- WHAT IS NEEDED:
Each line of data below must be printed exactly as written, with any pictures removed.

- DATASET RECORDS:

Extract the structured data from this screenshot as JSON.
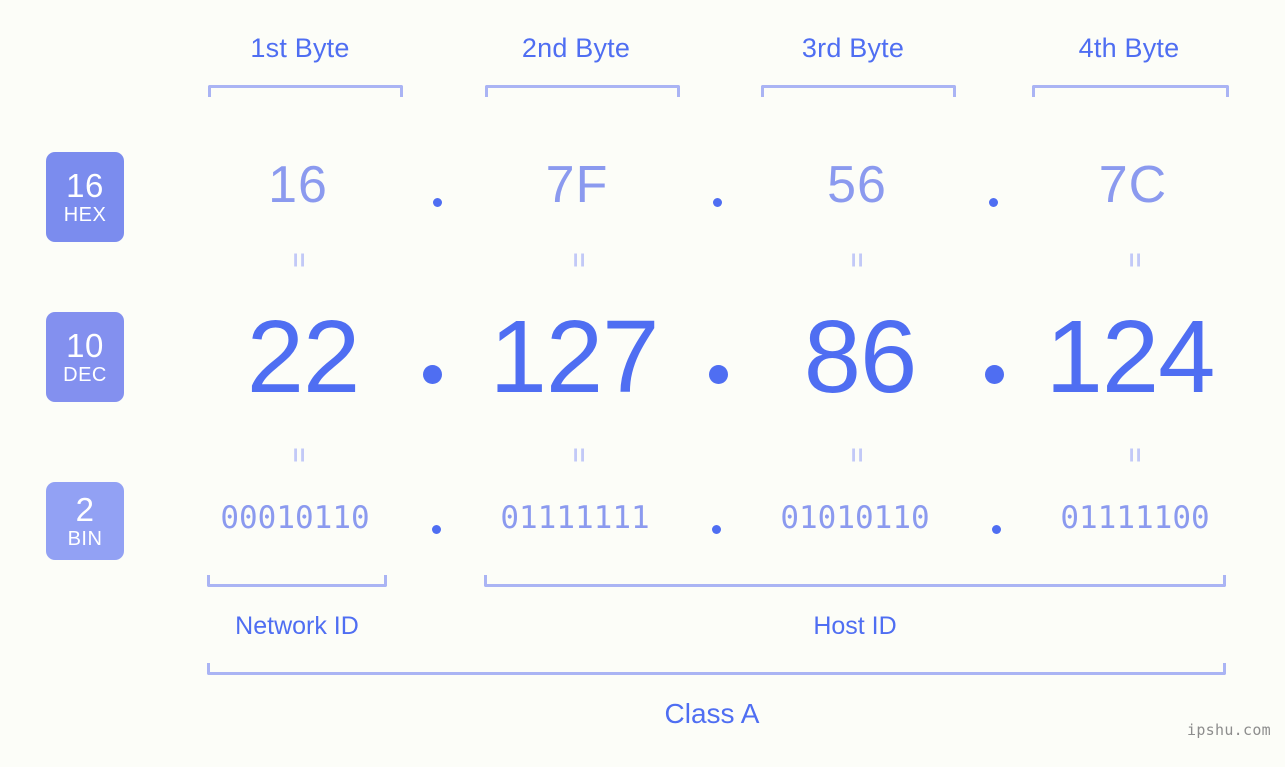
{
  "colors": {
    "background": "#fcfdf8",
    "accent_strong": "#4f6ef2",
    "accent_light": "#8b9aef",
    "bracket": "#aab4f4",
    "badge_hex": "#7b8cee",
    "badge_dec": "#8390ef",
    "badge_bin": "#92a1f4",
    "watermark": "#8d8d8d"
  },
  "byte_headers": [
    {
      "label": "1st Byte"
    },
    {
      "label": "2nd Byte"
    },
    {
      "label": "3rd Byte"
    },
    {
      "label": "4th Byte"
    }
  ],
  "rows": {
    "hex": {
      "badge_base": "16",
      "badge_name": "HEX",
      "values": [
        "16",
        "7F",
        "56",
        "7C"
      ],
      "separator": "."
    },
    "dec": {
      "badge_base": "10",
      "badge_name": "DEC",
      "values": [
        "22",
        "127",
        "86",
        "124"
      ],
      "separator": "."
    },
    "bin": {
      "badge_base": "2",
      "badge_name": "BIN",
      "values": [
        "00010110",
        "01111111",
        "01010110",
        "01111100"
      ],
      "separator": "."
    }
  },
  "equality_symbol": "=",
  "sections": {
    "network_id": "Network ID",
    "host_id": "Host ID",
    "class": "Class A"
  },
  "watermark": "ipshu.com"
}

- RESPONSE TO THIS EXERCISE:
Extract the structured data from this screenshot as JSON.
{
  "colors": {
    "background": "#fcfdf8",
    "accent_strong": "#4f6ef2",
    "accent_light": "#8b9aef",
    "bracket": "#aab4f4",
    "badge_hex": "#7b8cee",
    "badge_dec": "#8390ef",
    "badge_bin": "#92a1f4",
    "watermark": "#8d8d8d"
  },
  "byte_headers": [
    {
      "label": "1st Byte"
    },
    {
      "label": "2nd Byte"
    },
    {
      "label": "3rd Byte"
    },
    {
      "label": "4th Byte"
    }
  ],
  "rows": {
    "hex": {
      "badge_base": "16",
      "badge_name": "HEX",
      "values": [
        "16",
        "7F",
        "56",
        "7C"
      ],
      "separator": "."
    },
    "dec": {
      "badge_base": "10",
      "badge_name": "DEC",
      "values": [
        "22",
        "127",
        "86",
        "124"
      ],
      "separator": "."
    },
    "bin": {
      "badge_base": "2",
      "badge_name": "BIN",
      "values": [
        "00010110",
        "01111111",
        "01010110",
        "01111100"
      ],
      "separator": "."
    }
  },
  "equality_symbol": "=",
  "sections": {
    "network_id": "Network ID",
    "host_id": "Host ID",
    "class": "Class A"
  },
  "watermark": "ipshu.com"
}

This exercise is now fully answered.